In Egypt, the Ministry of Education and Technical Education moved at speed at the beginning of the pandemic to accelerate ICT services and open up access to its online knowledge bank. It leveraged existing infrastructure and expedited education technology to reach all students at home. Digital content, sorted out by grade and subject from Kindergarten to Grade 12, was offered through a national online knowledge bank; a new digital platform for virtual classrooms was created; and educational content was shown on national television. School-based assessments and external examinations were also adapted.
This meant reskilling the teaching workforce, dealing with literacy (reading/writing) in early learners so they could learn more online, and plugging major technology gaps. To ensure access to digital devices, many governments purchased laptops or tablets for teachers and disadvantaged students. In Jordan, partnerships with telecom companies guaranteed free browsing of the Darsak e-learning portal so students would not have to worry about incurring internet charges.
Around the world, other governments provided training resources to support teachers in navigating the digital environment and adjusting their pedagogical practices.

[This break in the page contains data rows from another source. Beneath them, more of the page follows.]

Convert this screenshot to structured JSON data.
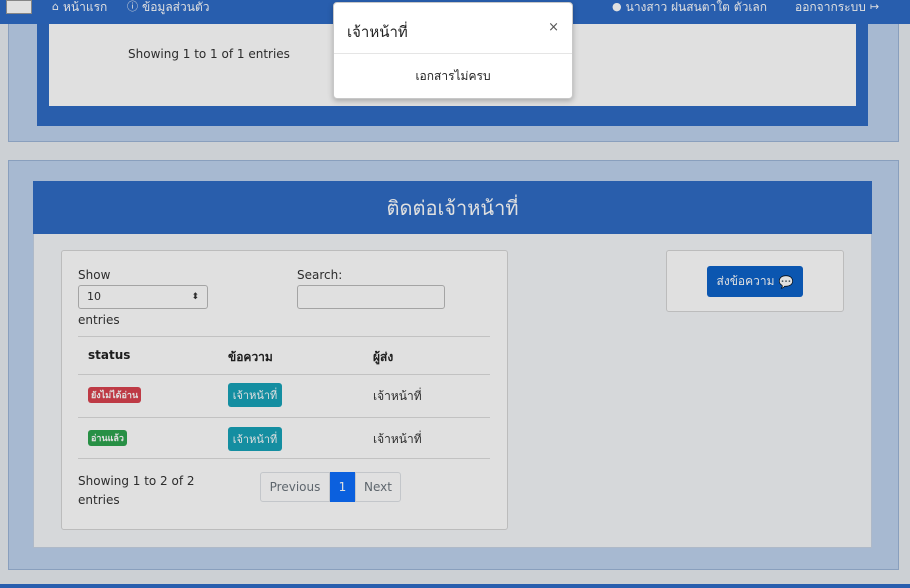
{
  "navbar": {
    "home_label": "หน้าแรก",
    "profile_label": "ข้อมูลส่วนตัว",
    "user_name": "นางสาว ฝนสนตาใต ตัวเลก",
    "logout_label": "ออกจากระบบ"
  },
  "top_panel": {
    "info": "Showing 1 to 1 of 1 entries"
  },
  "main": {
    "title": "ติดต่อเจ้าหน้าที่",
    "length": {
      "show_label": "Show",
      "value": "10",
      "entries_label": "entries"
    },
    "search_label": "Search:",
    "columns": [
      "status",
      "ข้อความ",
      "ผู้ส่ง"
    ],
    "rows": [
      {
        "status": "ยังไม่ได้อ่าน",
        "status_color": "#d9434f",
        "message": "เจ้าหน้าที่",
        "sender": "เจ้าหน้าที่"
      },
      {
        "status": "อ่านแล้ว",
        "status_color": "#2ea44f",
        "message": "เจ้าหน้าที่",
        "sender": "เจ้าหน้าที่"
      }
    ],
    "info_line1": "Showing 1 to 2 of 2",
    "info_line2": "entries",
    "pagination": {
      "previous": "Previous",
      "current": "1",
      "next": "Next"
    },
    "send_button": "ส่งข้อความ"
  },
  "modal": {
    "title": "เจ้าหน้าที่",
    "close": "×",
    "body": "เอกสารไม่ครบ"
  },
  "colors": {
    "primary": "#2f6cc4",
    "button": "#0d62c9",
    "teal": "#17a2b8"
  }
}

Pooling digital momentum
Seizing the opportunity EdTech offers MENA means getting everyone involved. In this, development institutions like the World Bank can play a convening role to help transform private sector-led examples of digital learning from isolated interventions to interventions made by governments at scale.
The World Bank has been working with education ministries in MENA to maximize effective design and execution in remote learning strategies. The Bank has nurtured collaboration over the past year with international, regional, and local EdTech players to support governments to develop, monitor, and sustain their remote learning systems.
The World Bank MENA Education team is now entering into a new collaboration with Education 4.0, itself a private sector-led initiative, to streamline existing initiatives by bringing together education technology companies, ministries of education, and international donors.
Our ultimate objective is to accelerate the EdTech ecosystem in MENA by facilitating partnerships between the public and private sector and fostering collaboration between international and regional companies to enter into joint ventures aimed at enhancing the capacity of local private sector EdTech players.
An EdTech conference (June 1–3) will be a platform for engagement and dialogue between stakeholders, such as the regional and local digital players, governments, and donors. Together, these stakeholders will help build the MENA ecosystem; and participants will seek to understand EdTech’s potential impact on addressing learning poverty and preparing MENA students for the work of the future. Specific plans, interventions, and partnerships will be made. The focus will be on identifying educational challenges in the region and designing and customizing EdTech solutions to suit.
A vibrant EdTech ecosystem that brings together forward-thinking Ministries of Education, companies and donor agencies is essential to identify concrete EdTech solutions that can help governments build back better and shape the education systems of tomorrow.